Then there is the apparent paradox inherent in Montesquieu’s understanding of balanced powers.

Power can be stopped and still kept intact only by power, so that the principle of the separation of power not only provides a guarantee against the monopolization of power by one part of the government but actually provides a kind of mechanism, built into the very heart of government, through which new power is constantly generated, without, however, being able to overgrow and expand to the detriment of other centres or sources of power. (On Revolution, 142-3)

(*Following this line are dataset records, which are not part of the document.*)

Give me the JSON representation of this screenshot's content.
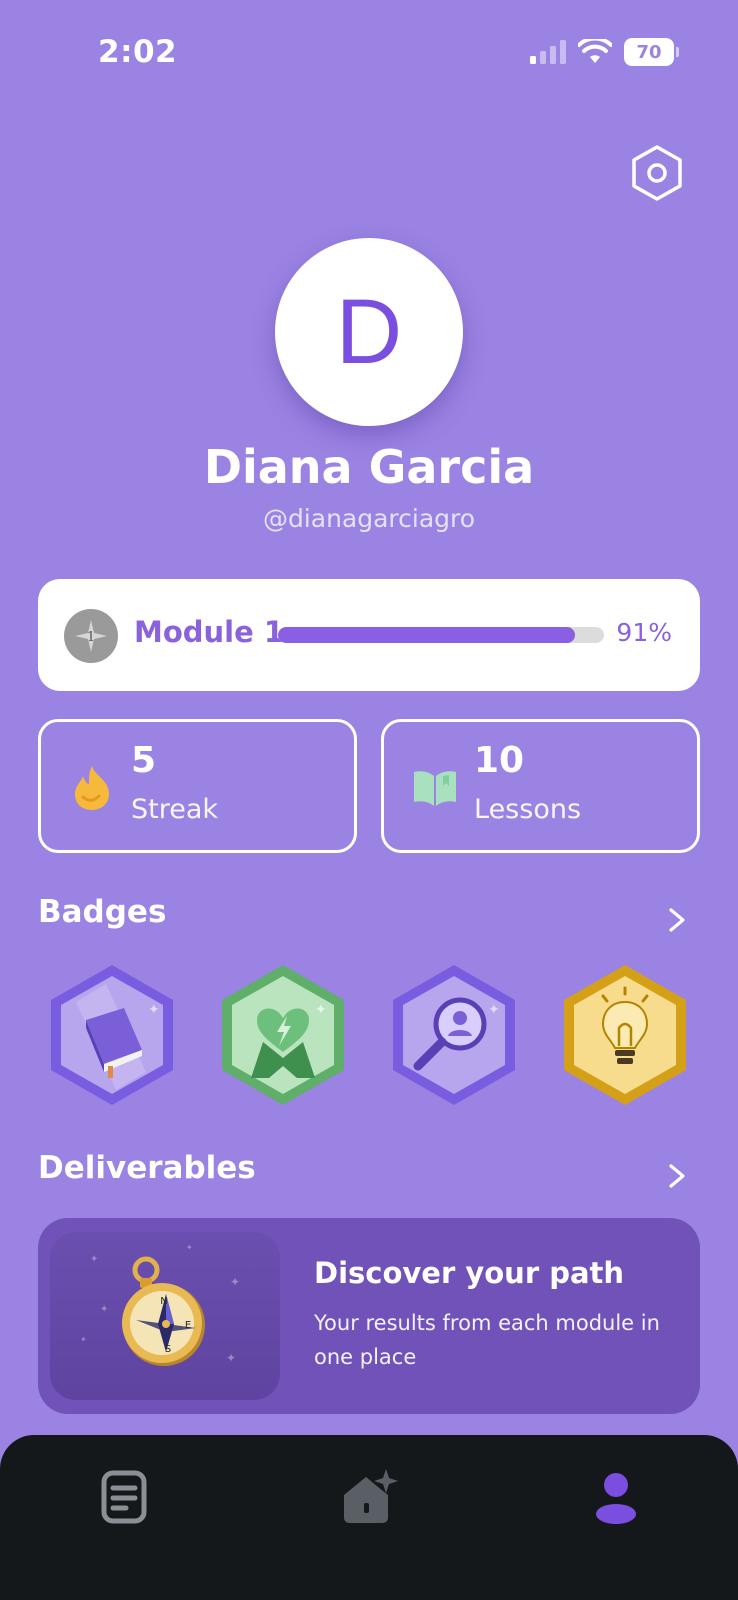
{
  "status_bar": {
    "time": "2:02",
    "battery": "70",
    "icons": [
      "signal-icon",
      "wifi-icon",
      "battery-icon"
    ]
  },
  "header": {
    "settings_icon": "settings-hexagon-icon"
  },
  "profile": {
    "avatar_initial": "D",
    "name": "Diana Garcia",
    "handle": "@dianagarciagro"
  },
  "module": {
    "icon_number": "1",
    "label": "Module 1",
    "progress": 0.91,
    "percent_text": "91%"
  },
  "stats": {
    "streak": {
      "value": "5",
      "label": "Streak",
      "icon": "flame-icon"
    },
    "lessons": {
      "value": "10",
      "label": "Lessons",
      "icon": "open-book-icon"
    }
  },
  "badges": {
    "title": "Badges",
    "items": [
      {
        "name": "book-badge",
        "color": "#7a5ce0"
      },
      {
        "name": "heart-lightning-badge",
        "color": "#5fae6a"
      },
      {
        "name": "search-person-badge",
        "color": "#7a5ce0"
      },
      {
        "name": "lightbulb-badge",
        "color": "#d4a017"
      }
    ]
  },
  "deliverables": {
    "title": "Deliverables",
    "card": {
      "title": "Discover your path",
      "description": "Your results from each module in one place",
      "image": "compass-icon"
    }
  },
  "bottom_nav": {
    "items": [
      {
        "name": "lessons-tab",
        "icon": "document-icon",
        "active": false
      },
      {
        "name": "home-tab",
        "icon": "home-sparkle-icon",
        "active": false
      },
      {
        "name": "profile-tab",
        "icon": "profile-icon",
        "active": true
      }
    ]
  },
  "colors": {
    "background": "#9b83e3",
    "accent": "#8a5fe3",
    "card_dark": "#7152b8",
    "nav_bg": "#15181b",
    "streak": "#f6b93b",
    "lessons_icon": "#a8e0c0"
  }
}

Arendt writes here as if power were indeed a current; Montesquieu almost certainly saw it in the Newtonian terms that were so glamorous in his day. But what I’m puzzling over is whether the quoted passage supports the idea that power can be created to arrest abuses of power. (Only abuses of power involve actual violence.) I think that it does. And I think that the best generator of power-checking power is the local council.

What local council, you ask — quite rightly. Local councils are at present a negligible force in representative democracies. Where they exist, it is usually to sound and express a consensus regarding local affairs. As such, they are far from uninfluential, but their operations are of no general interest. But why should there not be a plethora of local councils devoted to the consideration of such extreme if occult sources of power as the rules by which our two federal legislative chambers govern themselves? These councils would not have the power to alter those rules directly, but I surmise that they might well develop the power to persuade that changes be made.

I can imagine a council for everything, in one or more of which everyone possessed of at least normal intelligence participates.

And I imagine that, a few social gatherings of these councils aside (so as to put faces on names — and so much more that is important about shaking someone’s hand), the business of these councils would be conducted online. Online, not because of the relative convenience, but because the product of every council’s deliberations would be a position paper, modeled perhaps on the Declaration of Independence. (The discussion of the position would be conducted as a series of annotated drafts.) Conclusions and resolutions would be stated clearly, as unambiguously as possible, and in as friendly a spirit as possible (and by “friendly” I do not mean “nice.”). Then they would be circulated to other councils undertaking similar deliberations.  The endorsement of and amendment by every council of any such statement would increase its power — the power, that is, of all its supporters. A point to stress is that these ongoing councils would not resemble popular demonstrations or protest marches. Councils would be myriad and endless, interesting but rarely exciting. They would largely replace “political news,” and certainly wipe away the disgrace of political advertising.

There is nothing in the federal constitution, by the way, that would prohibit the “election” of representatives in this manner.

I myself am considering the establishment of a Committee on Public Manners, whose first position paper would cover the use of handheld electronic devices in public. Not only is there a need for such a manifesto, but the its composition would impel the spread of that expanded consciousness that Arendt is always thanking Kant for discussing: the ability to see things from the point of view of someone else.